15. Slevin NJ, Aitken J, Thornley PE. Clinical and microbiological features of Br catarrhalis in bronchopulmanary infections. Lancet 1984;1:782-3.
16. Murphy TF, Brauer AL, Grant BJ, Sethi S. Moraxella catarrhalis in chronic obstructive pulmonary disease: Burden of disease and immune response. Am J Respir Crit Care Med 2005;172:195-9.
17. Stobbringh EB, Davies B, Boren CP. Branhamella catarrhalis antibiotic sensitivity and beta lactamase. J Antimicrob Chemother 1984;13:55-64.
18. Fung CP, Powell M, Seymour A, Yuan M, Williams JP. The antimicrobial susceptibility of Moraxella catarrhalis isolated in England and Scotland in 1991. J Antimicrob Chemother 1992;30:47-50.
19. Leszczyñska K, Jakoniuk P, Sacha PT, Zalewska M, Wieczorek P. [Susceptibility of Branhamella catarrhalis to antibiotics]. Med Dosw Mikrobiol 2004;56:231-7.

Source of Support: None, Conflict of Interest: None

DOI: 10.4103/1755-6783.115208


[Table 1], [Table 2]

This article has been cited by
1 Activity ofAristolochia bracteolataagainstMoraxella catarrhalis
Malik Suliman Mohamed,Mona Timan Idriss,Amgad I. M. Khedr,Haidar Abd AlGadir,Satoshi Takeshita,Mohammad Monir Shah,Yoshio Ichinose,Toshihide Maki
International Journal of Bacteriology. 2014; 2014: 1
[Pubmed] | [DOI]
Paul Mies has now been involved with test reports and comparing products for a decade. He is a highly sought-after specialist in these areas as well as in general health and nutrition advice. With this expertise and the team behind, they test, compare and report on all sought-after products on the Internet around the topics of health, slimming, beauty and more.
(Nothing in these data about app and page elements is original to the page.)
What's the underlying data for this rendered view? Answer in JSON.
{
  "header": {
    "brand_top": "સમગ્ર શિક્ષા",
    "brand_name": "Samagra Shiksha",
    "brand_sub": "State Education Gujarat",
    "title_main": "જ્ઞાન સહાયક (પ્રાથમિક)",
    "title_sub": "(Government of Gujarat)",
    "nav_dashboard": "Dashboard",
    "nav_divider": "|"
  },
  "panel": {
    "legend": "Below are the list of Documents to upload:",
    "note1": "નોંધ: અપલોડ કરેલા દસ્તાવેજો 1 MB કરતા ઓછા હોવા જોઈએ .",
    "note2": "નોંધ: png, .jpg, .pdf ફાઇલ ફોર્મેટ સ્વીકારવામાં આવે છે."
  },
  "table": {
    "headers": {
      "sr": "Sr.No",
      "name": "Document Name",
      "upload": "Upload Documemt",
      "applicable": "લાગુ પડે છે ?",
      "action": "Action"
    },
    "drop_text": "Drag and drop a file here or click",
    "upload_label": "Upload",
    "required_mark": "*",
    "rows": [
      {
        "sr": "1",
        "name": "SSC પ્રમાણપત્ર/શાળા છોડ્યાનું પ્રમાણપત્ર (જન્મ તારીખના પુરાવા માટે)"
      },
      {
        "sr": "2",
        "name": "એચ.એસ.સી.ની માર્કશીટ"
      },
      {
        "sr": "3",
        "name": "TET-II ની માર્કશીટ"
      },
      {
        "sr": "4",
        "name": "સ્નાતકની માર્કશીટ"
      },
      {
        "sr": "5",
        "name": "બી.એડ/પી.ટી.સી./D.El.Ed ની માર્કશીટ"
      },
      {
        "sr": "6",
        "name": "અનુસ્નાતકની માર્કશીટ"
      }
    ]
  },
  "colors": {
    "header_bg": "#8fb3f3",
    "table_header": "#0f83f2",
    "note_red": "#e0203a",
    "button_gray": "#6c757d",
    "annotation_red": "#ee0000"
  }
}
The results are ultimately summarized and disclosed to readers.


Please enter your comment!
Please enter your name here